"Thist 48" paints Boogie as a promising artist with lots of potential and a level of honesty rarely seen from his peers.
The Internet has had a huge impact on music. Gone are the days artists have to stand in front of label offices handing their demo to anyone nice enough to take it; the web provides direct access to possible fans and labels alike. Yet and still, most new artists are introduced to the masses through a larger artist and major record labels. Bloggers scour through heaps of trash links in an attempt to discover the next Chance the Rapper, and not ignore the next Odd Future. When said artist is introduced to the general public, their Internet fan base can wax about how great they were before other people knew of them. Thirst 48 could be a chance to love an artist before they receive the attention they deserve. With Thirst 48, Long Beach’s Boogie provides another portrait of what life is like on the West Coast. And while some of the colors may be familiar, the approach and style of Boogie set him apart from a lot of the other artists who came before him, and most of those currently active

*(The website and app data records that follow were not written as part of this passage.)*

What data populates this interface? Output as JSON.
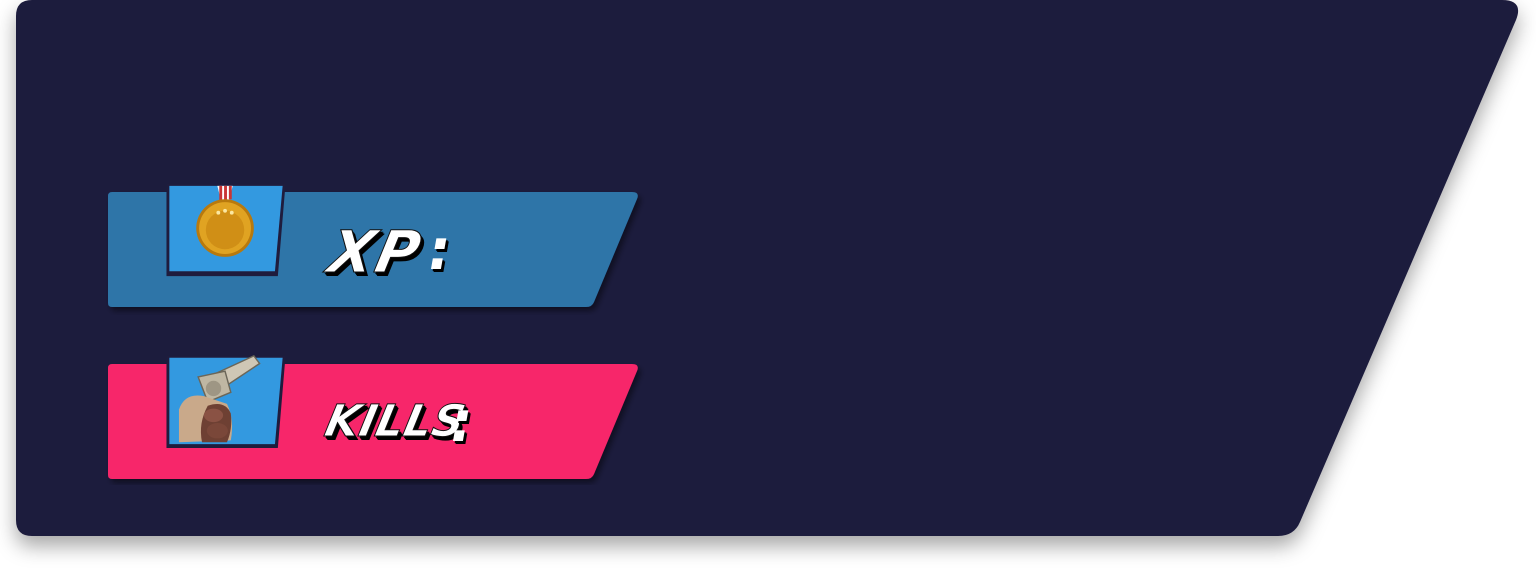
{
  "panel": {
    "background_color": "#1f1c3d"
  },
  "stats": {
    "xp": {
      "label": "XP",
      "colon": ":",
      "value": "",
      "bar_color": "#2e74a8",
      "icon": "gold-medal-icon",
      "icon_bg_color": "#3399e0"
    },
    "kills": {
      "label": "KILLS",
      "colon": ":",
      "value": "",
      "bar_color": "#f7256a",
      "icon": "revolver-icon",
      "icon_bg_color": "#3399e0"
    }
  }
}
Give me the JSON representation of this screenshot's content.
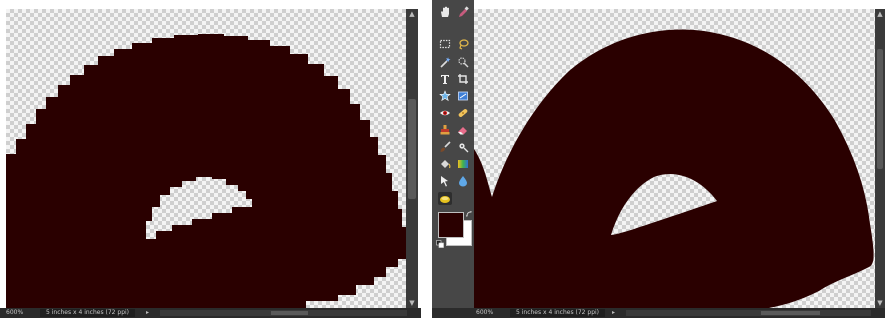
{
  "left_window": {
    "zoom": "600%",
    "doc_info": "5 inches x 4 inches (72 ppi)"
  },
  "right_window": {
    "zoom": "600%",
    "doc_info": "5 inches x 4 inches (72 ppi)"
  },
  "toolbox": {
    "tools": [
      "hand-tool-icon",
      "zoom-tool-icon",
      "eyedropper-tool-icon",
      "marquee-tool-icon",
      "lasso-tool-icon",
      "magic-wand-tool-icon",
      "quick-selection-tool-icon",
      "type-tool-icon",
      "crop-tool-icon",
      "cookie-cutter-tool-icon",
      "straighten-tool-icon",
      "red-eye-tool-icon",
      "spot-healing-tool-icon",
      "clone-stamp-tool-icon",
      "eraser-tool-icon",
      "brush-tool-icon",
      "smart-brush-tool-icon",
      "paint-bucket-tool-icon",
      "gradient-tool-icon",
      "custom-shape-tool-icon",
      "blur-tool-icon",
      "sponge-tool-icon"
    ],
    "foreground_color": "#2a0000",
    "background_color": "#ffffff"
  },
  "colors": {
    "ink": "#2a0000",
    "panel": "#474747",
    "statusbar": "#2b2b2b"
  }
}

Thirst 48 opens with “Save Me,” which finds Boogie singing far before you hear him rap. At first listen, it appears Boogie does have a similar voice to Chance, so comparisons between the two are understandable; however, throughout Thirst 48, Boogie does a decent job of differentiating himself. On “Let Me Rap” Boogie spits, “Now let that resonate / Same shit that got you feelin’ bomb can make you detonate, don’t hesitate / Tried to elevate her, but she gotta learn these steps / As she stares in that mirror, what the fuck you think reflect / It ain’t no real shit, never put a chain over niggas I’m in the field with / And never let a ratchet leave me whipped.” Boogie does a decent job of flexing his wordplay skills across the project.
Throughout the course of Thirst 48, Boogie frequently emotes. While Drake has often been the Internet’s whipping boy for displaying emotion, those conveyed on Thirst 48 feel less like whining and more like openness. “Bitter Raps” finds Boogie displaying his disgust with popular trends. The simplistic beat doesn’t distract from Boogie’s rhymes, yet it provides a drum kick hard enough to get heads nodding. The backdrops throughout Thirst 48 vary. While horn sample and simple drum pattern of “Let Me Rap” will remind older listeners of some mid ‘90s soundscape, while “HighSkoo Interlude” employs a bass heavy, Hyphy-inspired, Bay area sound. No matter the backdrop, Boogie adjusts effortlessly.
Comparisons are great. They allow writers the ability to throw a name out with ease, and they give the reader an ability to believe they have an understanding of an artist without reading. At first listen, comparisons between Boogie and Chance the Rapper may be understandable. However, after several solid listens to Thirst 48, a better comparison would be Thirst 48 to Kendrick Lamar’s Kendrick Lamar EP: a solid project, clearly West Coast without the over reliance on regional clichés. It paints Boogie as a promising artist who seems to have lots of potential and a level of honestly rarely seen from his peers